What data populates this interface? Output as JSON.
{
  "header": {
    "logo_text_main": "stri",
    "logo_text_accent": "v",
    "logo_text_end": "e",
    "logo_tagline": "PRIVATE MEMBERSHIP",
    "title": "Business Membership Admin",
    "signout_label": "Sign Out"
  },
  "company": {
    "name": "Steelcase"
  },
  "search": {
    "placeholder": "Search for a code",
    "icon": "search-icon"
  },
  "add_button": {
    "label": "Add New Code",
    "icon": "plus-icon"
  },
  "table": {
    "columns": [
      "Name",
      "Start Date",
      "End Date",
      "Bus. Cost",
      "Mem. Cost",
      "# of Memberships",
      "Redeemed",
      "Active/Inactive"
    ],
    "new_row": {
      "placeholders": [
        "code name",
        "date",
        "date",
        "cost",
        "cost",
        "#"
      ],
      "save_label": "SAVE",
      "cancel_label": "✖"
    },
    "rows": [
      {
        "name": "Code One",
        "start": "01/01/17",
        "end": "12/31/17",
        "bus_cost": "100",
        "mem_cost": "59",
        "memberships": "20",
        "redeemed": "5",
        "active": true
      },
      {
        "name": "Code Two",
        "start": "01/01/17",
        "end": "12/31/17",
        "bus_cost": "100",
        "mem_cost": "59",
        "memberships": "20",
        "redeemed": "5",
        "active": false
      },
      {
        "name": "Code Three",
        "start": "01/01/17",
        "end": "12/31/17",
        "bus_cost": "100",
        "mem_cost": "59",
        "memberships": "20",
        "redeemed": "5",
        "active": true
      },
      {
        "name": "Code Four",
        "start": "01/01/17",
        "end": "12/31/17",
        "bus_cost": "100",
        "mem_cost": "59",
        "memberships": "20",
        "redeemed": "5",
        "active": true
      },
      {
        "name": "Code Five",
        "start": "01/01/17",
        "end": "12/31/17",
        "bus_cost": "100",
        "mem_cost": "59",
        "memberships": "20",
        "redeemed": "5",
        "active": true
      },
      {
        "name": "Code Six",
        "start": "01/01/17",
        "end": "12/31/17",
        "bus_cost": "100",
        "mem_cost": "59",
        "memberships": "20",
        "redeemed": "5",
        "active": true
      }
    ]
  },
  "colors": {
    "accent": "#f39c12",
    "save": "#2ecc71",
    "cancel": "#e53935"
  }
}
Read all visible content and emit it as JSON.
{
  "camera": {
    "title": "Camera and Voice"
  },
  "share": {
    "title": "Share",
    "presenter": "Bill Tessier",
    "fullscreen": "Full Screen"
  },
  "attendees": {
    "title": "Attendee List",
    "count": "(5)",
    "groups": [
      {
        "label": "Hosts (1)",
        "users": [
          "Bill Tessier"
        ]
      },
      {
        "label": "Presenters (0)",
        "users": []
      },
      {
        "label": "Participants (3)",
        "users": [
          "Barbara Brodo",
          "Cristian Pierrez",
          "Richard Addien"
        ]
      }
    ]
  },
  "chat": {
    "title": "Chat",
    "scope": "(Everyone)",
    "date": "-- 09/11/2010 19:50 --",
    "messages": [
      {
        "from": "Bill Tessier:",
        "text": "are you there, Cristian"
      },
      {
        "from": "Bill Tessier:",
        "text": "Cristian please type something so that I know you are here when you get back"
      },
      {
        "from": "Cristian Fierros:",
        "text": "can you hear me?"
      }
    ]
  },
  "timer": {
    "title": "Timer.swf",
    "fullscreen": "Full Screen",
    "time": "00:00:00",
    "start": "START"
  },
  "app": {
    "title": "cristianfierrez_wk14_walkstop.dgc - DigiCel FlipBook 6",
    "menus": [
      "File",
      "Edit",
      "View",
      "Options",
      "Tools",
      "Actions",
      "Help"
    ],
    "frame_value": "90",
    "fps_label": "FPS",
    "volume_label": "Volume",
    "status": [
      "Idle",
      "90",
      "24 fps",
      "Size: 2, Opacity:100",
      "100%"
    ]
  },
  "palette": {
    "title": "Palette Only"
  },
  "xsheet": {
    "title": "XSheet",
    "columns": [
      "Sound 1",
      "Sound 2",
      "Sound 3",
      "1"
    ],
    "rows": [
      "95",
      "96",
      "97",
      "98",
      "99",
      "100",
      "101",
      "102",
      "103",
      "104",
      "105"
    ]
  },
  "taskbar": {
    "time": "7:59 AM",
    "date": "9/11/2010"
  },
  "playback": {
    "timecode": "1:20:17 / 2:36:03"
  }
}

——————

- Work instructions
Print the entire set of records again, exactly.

- Answer to the exercise
What data populates this interface? Output as JSON.
{
  "header": {
    "logo_text_main": "stri",
    "logo_text_accent": "v",
    "logo_text_end": "e",
    "logo_tagline": "PRIVATE MEMBERSHIP",
    "title": "Business Membership Admin",
    "signout_label": "Sign Out"
  },
  "company": {
    "name": "Steelcase"
  },
  "search": {
    "placeholder": "Search for a code",
    "icon": "search-icon"
  },
  "add_button": {
    "label": "Add New Code",
    "icon": "plus-icon"
  },
  "table": {
    "columns": [
      "Name",
      "Start Date",
      "End Date",
      "Bus. Cost",
      "Mem. Cost",
      "# of Memberships",
      "Redeemed",
      "Active/Inactive"
    ],
    "new_row": {
      "placeholders": [
        "code name",
        "date",
        "date",
        "cost",
        "cost",
        "#"
      ],
      "save_label": "SAVE",
      "cancel_label": "✖"
    },
    "rows": [
      {
        "name": "Code One",
        "start": "01/01/17",
        "end": "12/31/17",
        "bus_cost": "100",
        "mem_cost": "59",
        "memberships": "20",
        "redeemed": "5",
        "active": true
      },
      {
        "name": "Code Two",
        "start": "01/01/17",
        "end": "12/31/17",
        "bus_cost": "100",
        "mem_cost": "59",
        "memberships": "20",
        "redeemed": "5",
        "active": false
      },
      {
        "name": "Code Three",
        "start": "01/01/17",
        "end": "12/31/17",
        "bus_cost": "100",
        "mem_cost": "59",
        "memberships": "20",
        "redeemed": "5",
        "active": true
      },
      {
        "name": "Code Four",
        "start": "01/01/17",
        "end": "12/31/17",
        "bus_cost": "100",
        "mem_cost": "59",
        "memberships": "20",
        "redeemed": "5",
        "active": true
      },
      {
        "name": "Code Five",
        "start": "01/01/17",
        "end": "12/31/17",
        "bus_cost": "100",
        "mem_cost": "59",
        "memberships": "20",
        "redeemed": "5",
        "active": true
      },
      {
        "name": "Code Six",
        "start": "01/01/17",
        "end": "12/31/17",
        "bus_cost": "100",
        "mem_cost": "59",
        "memberships": "20",
        "redeemed": "5",
        "active": true
      }
    ]
  },
  "colors": {
    "accent": "#f39c12",
    "save": "#2ecc71",
    "cancel": "#e53935"
  }
}
Read all visible content and emit it as JSON.
{
  "camera": {
    "title": "Camera and Voice"
  },
  "share": {
    "title": "Share",
    "presenter": "Bill Tessier",
    "fullscreen": "Full Screen"
  },
  "attendees": {
    "title": "Attendee List",
    "count": "(5)",
    "groups": [
      {
        "label": "Hosts (1)",
        "users": [
          "Bill Tessier"
        ]
      },
      {
        "label": "Presenters (0)",
        "users": []
      },
      {
        "label": "Participants (3)",
        "users": [
          "Barbara Brodo",
          "Cristian Pierrez",
          "Richard Addien"
        ]
      }
    ]
  },
  "chat": {
    "title": "Chat",
    "scope": "(Everyone)",
    "date": "-- 09/11/2010 19:50 --",
    "messages": [
      {
        "from": "Bill Tessier:",
        "text": "are you there, Cristian"
      },
      {
        "from": "Bill Tessier:",
        "text": "Cristian please type something so that I know you are here when you get back"
      },
      {
        "from": "Cristian Fierros:",
        "text": "can you hear me?"
      }
    ]
  },
  "timer": {
    "title": "Timer.swf",
    "fullscreen": "Full Screen",
    "time": "00:00:00",
    "start": "START"
  },
  "app": {
    "title": "cristianfierrez_wk14_walkstop.dgc - DigiCel FlipBook 6",
    "menus": [
      "File",
      "Edit",
      "View",
      "Options",
      "Tools",
      "Actions",
      "Help"
    ],
    "frame_value": "90",
    "fps_label": "FPS",
    "volume_label": "Volume",
    "status": [
      "Idle",
      "90",
      "24 fps",
      "Size: 2, Opacity:100",
      "100%"
    ]
  },
  "palette": {
    "title": "Palette Only"
  },
  "xsheet": {
    "title": "XSheet",
    "columns": [
      "Sound 1",
      "Sound 2",
      "Sound 3",
      "1"
    ],
    "rows": [
      "95",
      "96",
      "97",
      "98",
      "99",
      "100",
      "101",
      "102",
      "103",
      "104",
      "105"
    ]
  },
  "taskbar": {
    "time": "7:59 AM",
    "date": "9/11/2010"
  },
  "playback": {
    "timecode": "1:20:17 / 2:36:03"
  }
}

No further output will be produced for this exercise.